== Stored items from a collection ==
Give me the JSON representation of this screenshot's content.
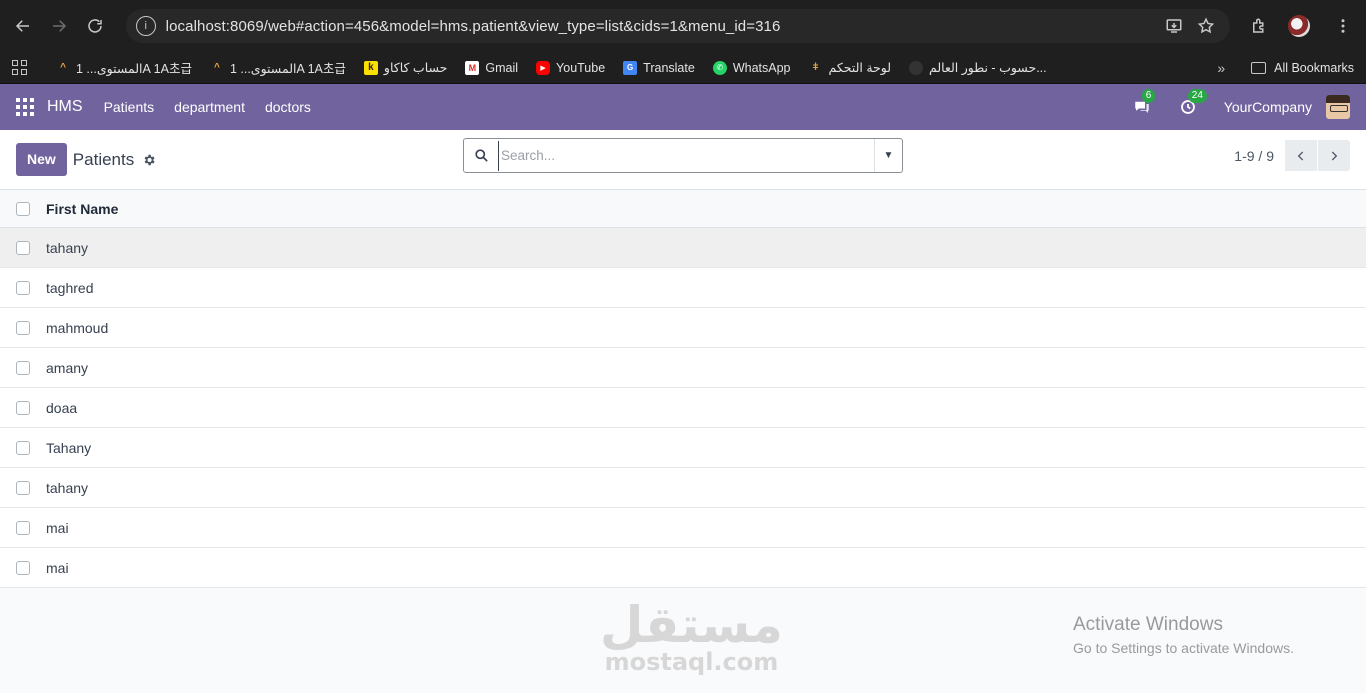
{
  "browser": {
    "url": "localhost:8069/web#action=456&model=hms.patient&view_type=list&cids=1&menu_id=316",
    "bookmarks": [
      {
        "label": "المستوى... 1A 1A초급",
        "icon": "anthropic-icon"
      },
      {
        "label": "المستوى... 1A 1A초급",
        "icon": "anthropic-icon"
      },
      {
        "label": "حساب كاكاو",
        "icon": "k-icon"
      },
      {
        "label": "Gmail",
        "icon": "gmail-icon"
      },
      {
        "label": "YouTube",
        "icon": "youtube-icon"
      },
      {
        "label": "Translate",
        "icon": "translate-icon"
      },
      {
        "label": "WhatsApp",
        "icon": "whatsapp-icon"
      },
      {
        "label": "لوحة التحكم",
        "icon": "dashboard-icon"
      },
      {
        "label": "حسوب - نطور العالم...",
        "icon": "hsoub-icon"
      }
    ],
    "all_bookmarks": "All Bookmarks"
  },
  "navbar": {
    "brand": "HMS",
    "menu": [
      "Patients",
      "department",
      "doctors"
    ],
    "messages_count": "6",
    "activities_count": "24",
    "company": "YourCompany"
  },
  "control_panel": {
    "new_label": "New",
    "title": "Patients",
    "search_placeholder": "Search...",
    "pager": "1-9 / 9"
  },
  "list": {
    "columns": [
      "First Name"
    ],
    "rows": [
      "tahany",
      "taghred",
      "mahmoud",
      "amany",
      "doaa",
      "Tahany",
      "tahany",
      "mai",
      "mai"
    ]
  },
  "watermark": {
    "arabic": "مستقل",
    "latin": "mostaql.com"
  },
  "windows_notice": {
    "title": "Activate Windows",
    "subtitle": "Go to Settings to activate Windows."
  }
}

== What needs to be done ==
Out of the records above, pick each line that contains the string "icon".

== Problem solution ==
        "icon": "anthropic-icon"
        "icon": "anthropic-icon"
        "icon": "k-icon"
        "icon": "gmail-icon"
        "icon": "youtube-icon"
        "icon": "translate-icon"
        "icon": "whatsapp-icon"
        "icon": "dashboard-icon"
        "icon": "hsoub-icon"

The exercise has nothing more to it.